Map shows climate-change effects

A map illustrating the global consequences of failing to keep climate change to under 2C has been launched by the government.

A map illustrating the global consequences of failing to keep climate change to under 2


C has been launched by the government.

The map has been revealed ahead of international climate-change talks in Copenhagen this December.

The map - launched at the Science Museum by foreign secretary David Miliband, climate and energy secretary Ed Miliband and UK’s chief scientist John Beddington - was developed using the latest peer-reviewed science from the Met Office Hadley Centre and other leading scientists.

The map highlights some of the impacts that may occur if the global average temperature rises by 4oC above the pre-industrial climate average.

Ahead of the Copenhagen talks, the government has called for an agreement that limits climate change as far as possible to 2oC. According to some scientists, increases of more than 2oC will have huge impacts on the world.

‘This map shows that the stakes couldn’t be any higher at the Copenhagen talks in December,’ said Ed Miliband at the map’s unveiling. ‘Britain’s scientists have helped to illustrate the catastrophic effects that will result if the world fails to limit the global temperature rise to 2oC. With less than 50 days left before agreement must be reached, the UK’s going all out to persuade the world of the need to raise its ambitions so we get a deal that protects us from a 4oC world.’

The climate map shows that a four-degree average rise will not be spread uniformly across the globe. The land will heat up more quickly than the sea and high latitudes, particularly the Arctic, will have larger temperature increases.

The average land temperature will be 5.5oC above pre-industrial levels, according to government-supported scientific figures.

The map also shows the effects of human activity and highlights the severe effects on water availability, agricultural productivity, extreme temperatures and drought, the risk of forest fire and sea-level rise.

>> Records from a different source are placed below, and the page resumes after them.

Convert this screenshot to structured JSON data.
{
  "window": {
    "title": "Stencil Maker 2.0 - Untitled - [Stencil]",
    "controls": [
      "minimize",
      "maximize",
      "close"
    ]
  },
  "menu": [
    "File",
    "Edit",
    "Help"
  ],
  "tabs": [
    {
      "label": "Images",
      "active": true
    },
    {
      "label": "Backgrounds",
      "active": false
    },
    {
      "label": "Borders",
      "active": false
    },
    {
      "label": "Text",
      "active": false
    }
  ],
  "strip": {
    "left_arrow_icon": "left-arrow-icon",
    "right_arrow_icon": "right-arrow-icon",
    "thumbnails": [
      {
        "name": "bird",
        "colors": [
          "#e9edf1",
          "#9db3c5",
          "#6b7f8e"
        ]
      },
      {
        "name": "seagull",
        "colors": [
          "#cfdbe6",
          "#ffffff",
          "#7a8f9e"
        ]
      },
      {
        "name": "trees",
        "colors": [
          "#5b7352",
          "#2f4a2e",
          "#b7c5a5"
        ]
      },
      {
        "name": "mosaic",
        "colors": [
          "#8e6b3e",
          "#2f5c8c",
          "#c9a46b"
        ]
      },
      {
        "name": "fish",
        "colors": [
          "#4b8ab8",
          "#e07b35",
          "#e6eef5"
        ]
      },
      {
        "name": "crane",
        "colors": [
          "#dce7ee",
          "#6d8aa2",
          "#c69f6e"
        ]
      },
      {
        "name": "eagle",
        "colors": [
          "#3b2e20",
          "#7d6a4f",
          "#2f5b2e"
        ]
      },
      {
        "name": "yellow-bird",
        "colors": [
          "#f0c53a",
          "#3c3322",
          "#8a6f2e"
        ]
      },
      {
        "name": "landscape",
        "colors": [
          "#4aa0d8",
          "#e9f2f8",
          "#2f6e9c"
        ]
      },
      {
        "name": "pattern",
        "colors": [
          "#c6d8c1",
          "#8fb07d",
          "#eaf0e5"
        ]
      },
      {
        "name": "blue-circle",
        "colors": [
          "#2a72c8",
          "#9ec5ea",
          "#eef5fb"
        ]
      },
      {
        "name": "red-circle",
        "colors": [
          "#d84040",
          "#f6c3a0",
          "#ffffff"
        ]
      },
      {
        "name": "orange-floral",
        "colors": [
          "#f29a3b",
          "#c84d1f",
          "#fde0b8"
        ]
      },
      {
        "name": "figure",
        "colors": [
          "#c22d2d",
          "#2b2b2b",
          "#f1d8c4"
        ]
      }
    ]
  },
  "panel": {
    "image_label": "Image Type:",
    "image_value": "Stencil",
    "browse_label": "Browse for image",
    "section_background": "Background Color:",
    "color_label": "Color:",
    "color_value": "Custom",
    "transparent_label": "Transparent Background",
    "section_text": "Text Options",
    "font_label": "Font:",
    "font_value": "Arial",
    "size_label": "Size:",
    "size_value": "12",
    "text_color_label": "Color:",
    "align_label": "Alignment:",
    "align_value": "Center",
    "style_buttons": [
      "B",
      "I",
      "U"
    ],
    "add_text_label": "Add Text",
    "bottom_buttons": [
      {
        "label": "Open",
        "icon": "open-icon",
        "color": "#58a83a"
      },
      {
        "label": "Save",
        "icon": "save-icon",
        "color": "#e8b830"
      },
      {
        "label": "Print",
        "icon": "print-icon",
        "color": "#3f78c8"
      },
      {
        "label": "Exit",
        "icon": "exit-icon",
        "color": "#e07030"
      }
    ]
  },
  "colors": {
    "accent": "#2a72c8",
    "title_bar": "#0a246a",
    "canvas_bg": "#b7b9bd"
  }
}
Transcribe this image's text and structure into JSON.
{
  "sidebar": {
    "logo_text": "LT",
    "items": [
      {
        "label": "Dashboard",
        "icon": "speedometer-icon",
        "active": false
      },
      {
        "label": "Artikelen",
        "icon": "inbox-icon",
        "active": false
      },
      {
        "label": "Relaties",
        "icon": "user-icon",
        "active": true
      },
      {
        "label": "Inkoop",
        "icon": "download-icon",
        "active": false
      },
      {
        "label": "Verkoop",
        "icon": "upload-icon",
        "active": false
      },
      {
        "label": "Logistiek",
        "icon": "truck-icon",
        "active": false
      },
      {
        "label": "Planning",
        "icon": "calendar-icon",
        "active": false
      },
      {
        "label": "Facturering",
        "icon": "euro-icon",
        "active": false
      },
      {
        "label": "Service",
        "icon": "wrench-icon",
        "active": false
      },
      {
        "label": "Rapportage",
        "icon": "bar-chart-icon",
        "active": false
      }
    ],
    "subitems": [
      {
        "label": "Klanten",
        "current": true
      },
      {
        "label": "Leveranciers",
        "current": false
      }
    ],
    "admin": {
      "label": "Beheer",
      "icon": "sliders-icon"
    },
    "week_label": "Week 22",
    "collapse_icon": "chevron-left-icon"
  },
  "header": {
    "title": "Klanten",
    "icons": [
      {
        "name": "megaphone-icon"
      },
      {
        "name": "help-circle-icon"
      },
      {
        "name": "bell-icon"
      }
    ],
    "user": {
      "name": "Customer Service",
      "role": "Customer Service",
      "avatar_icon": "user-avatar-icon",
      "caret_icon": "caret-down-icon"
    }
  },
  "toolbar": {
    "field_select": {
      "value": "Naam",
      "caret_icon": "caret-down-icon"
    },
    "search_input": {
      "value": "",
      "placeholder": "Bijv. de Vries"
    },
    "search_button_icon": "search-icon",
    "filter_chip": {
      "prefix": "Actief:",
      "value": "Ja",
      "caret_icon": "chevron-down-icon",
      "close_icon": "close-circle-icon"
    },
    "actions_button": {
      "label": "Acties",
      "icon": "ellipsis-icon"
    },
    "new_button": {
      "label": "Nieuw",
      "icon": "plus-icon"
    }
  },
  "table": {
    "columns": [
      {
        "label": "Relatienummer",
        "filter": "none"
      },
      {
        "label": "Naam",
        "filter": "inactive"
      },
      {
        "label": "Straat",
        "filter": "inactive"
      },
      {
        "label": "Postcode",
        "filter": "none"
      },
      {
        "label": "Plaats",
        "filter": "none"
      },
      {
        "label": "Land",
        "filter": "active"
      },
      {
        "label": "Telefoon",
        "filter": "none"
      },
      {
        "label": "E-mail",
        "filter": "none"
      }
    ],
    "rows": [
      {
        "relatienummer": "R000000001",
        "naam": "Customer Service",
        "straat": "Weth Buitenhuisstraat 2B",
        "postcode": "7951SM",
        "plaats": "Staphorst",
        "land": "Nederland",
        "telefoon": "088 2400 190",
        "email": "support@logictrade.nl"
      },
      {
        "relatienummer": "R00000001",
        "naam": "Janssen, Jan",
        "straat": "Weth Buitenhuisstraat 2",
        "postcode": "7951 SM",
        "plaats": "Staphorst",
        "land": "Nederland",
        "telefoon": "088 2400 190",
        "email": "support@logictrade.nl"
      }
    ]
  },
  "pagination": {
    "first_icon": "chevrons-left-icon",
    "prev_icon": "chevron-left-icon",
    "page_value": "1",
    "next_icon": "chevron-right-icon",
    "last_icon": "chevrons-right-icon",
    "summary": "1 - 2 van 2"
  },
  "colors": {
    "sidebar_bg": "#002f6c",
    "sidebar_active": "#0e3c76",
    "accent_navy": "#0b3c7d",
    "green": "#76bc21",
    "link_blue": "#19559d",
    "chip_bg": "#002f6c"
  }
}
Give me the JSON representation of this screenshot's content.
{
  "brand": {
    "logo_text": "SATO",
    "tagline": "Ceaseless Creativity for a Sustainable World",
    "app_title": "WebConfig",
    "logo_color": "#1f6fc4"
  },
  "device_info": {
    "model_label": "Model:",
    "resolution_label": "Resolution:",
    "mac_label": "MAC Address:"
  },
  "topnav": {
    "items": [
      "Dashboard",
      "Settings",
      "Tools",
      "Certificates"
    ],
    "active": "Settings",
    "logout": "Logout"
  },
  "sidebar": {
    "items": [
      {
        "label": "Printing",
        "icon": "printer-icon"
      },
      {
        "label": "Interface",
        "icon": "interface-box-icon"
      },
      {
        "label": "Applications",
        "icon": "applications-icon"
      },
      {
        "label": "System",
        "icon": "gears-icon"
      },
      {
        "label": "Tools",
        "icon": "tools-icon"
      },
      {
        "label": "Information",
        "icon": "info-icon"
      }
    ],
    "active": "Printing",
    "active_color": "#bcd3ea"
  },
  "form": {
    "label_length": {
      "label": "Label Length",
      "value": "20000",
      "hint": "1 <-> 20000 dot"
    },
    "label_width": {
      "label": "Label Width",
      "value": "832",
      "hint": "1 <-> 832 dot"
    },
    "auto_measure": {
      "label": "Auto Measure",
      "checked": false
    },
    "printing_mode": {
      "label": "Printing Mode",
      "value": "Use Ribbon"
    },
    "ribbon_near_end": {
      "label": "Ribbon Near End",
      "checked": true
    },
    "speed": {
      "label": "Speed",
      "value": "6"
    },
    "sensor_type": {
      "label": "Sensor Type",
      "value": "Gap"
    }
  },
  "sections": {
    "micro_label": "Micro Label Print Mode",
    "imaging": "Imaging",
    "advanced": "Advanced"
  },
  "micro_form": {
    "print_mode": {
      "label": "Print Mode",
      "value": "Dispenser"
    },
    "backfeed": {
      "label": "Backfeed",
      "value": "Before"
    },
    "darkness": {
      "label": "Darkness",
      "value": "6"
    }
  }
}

According to the government’s figures, agricultural yields are expected to decrease for all major cereal crops in all major regions of production. It is estimated that half of all Himalayan glaciers will be significantly reduced by 2050, leading to 23 per cent of the population of China being deprived of the vital dry-season glacial-melt water source.

Vicky Pope, head of Climate Change Advice at the Met Office said, ‘If emissions continue at the current rate, the global average temperature is likely to rise by 4oC by the end of this century, or even substantially earlier. The science tells us that this will have severe and widespread impacts in all parts of the world, so we need to take action now to reduce emissions to avoid water and food shortages in the future.’

Click on the following link to view the interactive Climate impacts map: